What you need to do:
Go through the entries below and collect each line with the string "icon" in it.
Start of Data section
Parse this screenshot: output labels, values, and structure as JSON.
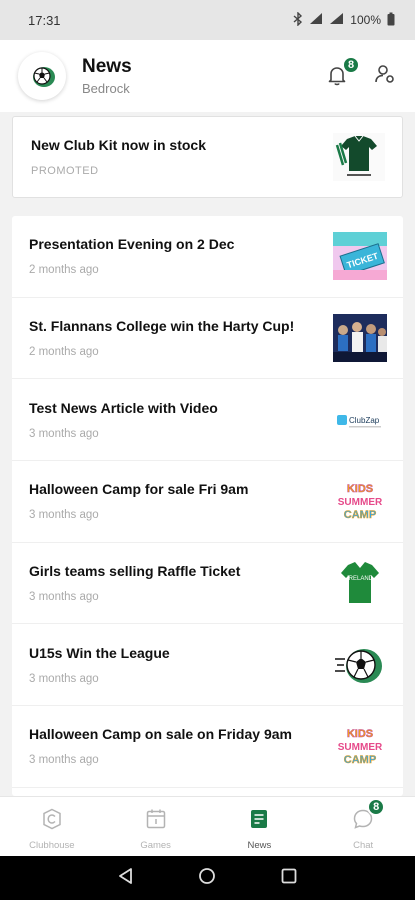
{
  "status_bar": {
    "time": "17:31",
    "battery": "100%"
  },
  "header": {
    "title": "News",
    "subtitle": "Bedrock",
    "notification_count": "8"
  },
  "promo": {
    "title": "New Club Kit now in stock",
    "tag": "PROMOTED"
  },
  "news": [
    {
      "title": "Presentation Evening on 2 Dec",
      "time": "2 months ago",
      "thumb": "ticket-image"
    },
    {
      "title": "St. Flannans College win the Harty Cup!",
      "time": "2 months ago",
      "thumb": "team-photo-image"
    },
    {
      "title": "Test News Article with Video",
      "time": "3 months ago",
      "thumb": "clubzap-logo-image",
      "thumb_text": "ClubZap"
    },
    {
      "title": "Halloween Camp for sale Fri 9am",
      "time": "3 months ago",
      "thumb": "kids-camp-image",
      "thumb_text": [
        "KIDS",
        "SUMMER",
        "CAMP"
      ]
    },
    {
      "title": "Girls teams selling Raffle Ticket",
      "time": "3 months ago",
      "thumb": "green-jersey-image",
      "thumb_text": "IRELAND"
    },
    {
      "title": "U15s Win the League",
      "time": "3 months ago",
      "thumb": "football-image"
    },
    {
      "title": "Halloween Camp on sale on Friday 9am",
      "time": "3 months ago",
      "thumb": "kids-camp-image",
      "thumb_text": [
        "KIDS",
        "SUMMER",
        "CAMP"
      ]
    }
  ],
  "bottom_nav": {
    "items": [
      {
        "label": "Clubhouse",
        "icon": "clubhouse-icon"
      },
      {
        "label": "Games",
        "icon": "calendar-icon"
      },
      {
        "label": "News",
        "icon": "news-icon",
        "active": true
      },
      {
        "label": "Chat",
        "icon": "chat-icon",
        "badge": "8"
      }
    ]
  },
  "colors": {
    "accent": "#1a7a47",
    "muted": "#aaaaaa",
    "background": "#f2f2f2"
  }
}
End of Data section
Answer to the problem:
        "icon": "clubhouse-icon"
        "icon": "calendar-icon"
        "icon": "news-icon",
        "icon": "chat-icon",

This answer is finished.